Several politicians have commented on Haščák’s detention.
“The mafia is only as strong as the state is weak,” PM Igor Matovič (OĽaNO) wrote on Facebook.
Deputy Speaker of Parliament Juraj Šeliga hopes that we will finally learn the truth about drinking Coca-Cola, referring to the note in the Gorilla file, according to which Smer chair Robert Fico was drinking Coke while meeting Haščák in the wiretapped flat on Vazovova Street.Related articleRead more
His party’s chair and Investments Minister Veronika Remišová has pointed to the connections between Haščák, the Penta group, the Gorilla file and murky businesses with the state.
“We’ve been used to the police and prosecution playing deaf and blind institutions, which often said that ‘the deed did not happen’ when it came to ‘big fish,’” she commented, adding that people decided to stop these practices in the elections.
MEP Michal Šimečka of Progressive Slovakia said that though he is critical of the government, he has to praise the law enforcement bodies being free to act.
“What we’ve been seeing in Slovakia the past few weeks is also unique at the European level,” he commented.
The Gorilla case
Documents labelled Gorilla and Gorilla 1, which appeared online in December 2011, resemble secret service records.
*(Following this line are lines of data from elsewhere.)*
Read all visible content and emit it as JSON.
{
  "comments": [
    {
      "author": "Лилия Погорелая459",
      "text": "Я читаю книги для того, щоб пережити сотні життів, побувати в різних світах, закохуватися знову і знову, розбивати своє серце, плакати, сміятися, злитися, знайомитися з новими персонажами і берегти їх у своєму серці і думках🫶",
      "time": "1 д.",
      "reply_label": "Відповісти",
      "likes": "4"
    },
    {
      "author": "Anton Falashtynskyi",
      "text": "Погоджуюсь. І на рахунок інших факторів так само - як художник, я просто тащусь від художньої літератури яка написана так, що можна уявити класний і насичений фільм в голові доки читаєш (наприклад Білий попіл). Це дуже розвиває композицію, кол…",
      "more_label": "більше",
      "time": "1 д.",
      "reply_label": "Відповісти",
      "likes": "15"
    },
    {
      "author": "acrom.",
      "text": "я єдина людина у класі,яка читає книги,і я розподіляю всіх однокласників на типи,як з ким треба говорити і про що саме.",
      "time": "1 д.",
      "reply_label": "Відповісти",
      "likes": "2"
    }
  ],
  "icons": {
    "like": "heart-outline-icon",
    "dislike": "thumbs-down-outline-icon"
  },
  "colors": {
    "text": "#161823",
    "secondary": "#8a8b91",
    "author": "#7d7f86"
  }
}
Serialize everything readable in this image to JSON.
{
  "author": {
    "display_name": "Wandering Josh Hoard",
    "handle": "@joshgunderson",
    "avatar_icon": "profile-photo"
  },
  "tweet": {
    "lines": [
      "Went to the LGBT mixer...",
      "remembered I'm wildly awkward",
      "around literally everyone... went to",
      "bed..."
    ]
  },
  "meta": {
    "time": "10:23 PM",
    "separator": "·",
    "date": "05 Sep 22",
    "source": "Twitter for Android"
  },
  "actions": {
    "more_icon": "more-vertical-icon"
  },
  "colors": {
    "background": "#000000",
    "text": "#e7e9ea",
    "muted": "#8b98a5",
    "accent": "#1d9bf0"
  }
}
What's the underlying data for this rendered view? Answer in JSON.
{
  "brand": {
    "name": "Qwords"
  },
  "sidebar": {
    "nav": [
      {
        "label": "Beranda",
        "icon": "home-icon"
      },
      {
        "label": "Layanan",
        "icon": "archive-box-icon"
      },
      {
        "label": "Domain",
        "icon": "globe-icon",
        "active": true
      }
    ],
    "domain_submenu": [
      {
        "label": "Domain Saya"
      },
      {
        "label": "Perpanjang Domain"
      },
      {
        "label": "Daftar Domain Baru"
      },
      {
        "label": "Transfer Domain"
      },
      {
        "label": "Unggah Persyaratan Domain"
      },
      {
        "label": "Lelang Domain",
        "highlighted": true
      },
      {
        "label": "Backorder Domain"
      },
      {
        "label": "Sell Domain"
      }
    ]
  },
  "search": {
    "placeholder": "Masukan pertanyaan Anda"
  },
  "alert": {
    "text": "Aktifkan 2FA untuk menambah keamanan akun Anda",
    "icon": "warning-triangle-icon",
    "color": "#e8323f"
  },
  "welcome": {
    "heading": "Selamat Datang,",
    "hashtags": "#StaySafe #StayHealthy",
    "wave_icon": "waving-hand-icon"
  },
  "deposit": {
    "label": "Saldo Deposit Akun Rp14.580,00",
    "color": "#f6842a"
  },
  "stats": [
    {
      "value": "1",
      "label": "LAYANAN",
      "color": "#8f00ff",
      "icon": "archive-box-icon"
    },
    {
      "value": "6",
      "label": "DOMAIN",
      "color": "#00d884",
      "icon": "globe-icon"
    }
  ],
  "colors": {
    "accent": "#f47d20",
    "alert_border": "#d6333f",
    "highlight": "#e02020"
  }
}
These documents describe the outcome of the tracking put on Jaroslav Haščák, head of the Penta financial group, which took place in 2005 and 2006.
Peter Holúbek, a Slovak Intelligence Service (SIS) agent with the code name Mravec (Ant), noticed that government limousines and cars belonging to Penta representatives were parking in front of an apartment block on Vazovova Street in Bratislava. In November 2005, the SIS requested a wiretap on a flat which was in the possession of businessman Zoltán Varga. As of January of 2006, the meetings held in the flat, which several politicians attended, were intercepted.
The file captures talks between top politicians with Haščák about commissions and corruption during their meetings in the flat at Vazovova Street over the second term of Mikuláš Dzurinda's government (SDKÚ).
It also contains information on the financing of Slovakia's major political parties of the time: the Slovak Democratic and Christian Union (SDKÚ), Smer, the Christian Democratic Movement (KDH) and the Party of the Hungarian Minority (SMK), but also about money intended for ex-economy minister Jirko Malchárek of the now non-existent party New Citizen's Alliance (ANO) that was then headed by Pavol Rusko.
After the leakage of Gorilla, the SIS did not admit ownership of the file. Penta has been denying the authenticity of the file since the scandal surfaced. However, the regional court in Bratislava confirmed that it had complied with the request for interception put forward by the SIS, on November 21, 2005. The court did not say what goals were to have been met by the wiretap.
The scandal sparked a great response and has become one of the biggest corruption scandals ever. In January and March of 2012, an entire series of Gorilla protests took place around Slovakia, with thousands of people gathering on the streets.
A special team was created to investigate the Gorilla file, which immediately asked for the removal of the secrecy covering former SIS head Karol Mitrík. Former president Ivan Gašparovič upheld this and the investigation began.
Despite the great response within society and the promises of politicians and the police to pay more attention to the Gorilla investigation, there has been no one convicted in this case. No conclusions have been reached by the courts, either.
Former SIS counterintelligence chief Ľubomír Arpáš is the only person to be prosecuted in Gorilla for selling the recordings from the flat on Vazovova Street to Penta.
The police later found the Gorilla recording in 2019 when searching the premises of Marian Kočner, who faces several charges, including forging promissory notes and ordering the murder of journalist Ján Kuciak.
Disclaimer: The Penta financial group has a minority share in Petit Press, the publisher of the Sme daily and the co-owner of The Slovak Spectator.
1. Dec 2020 at 19:01 (modified at 2. Dec 2020 at 11:39) | Compiled by Spectator staff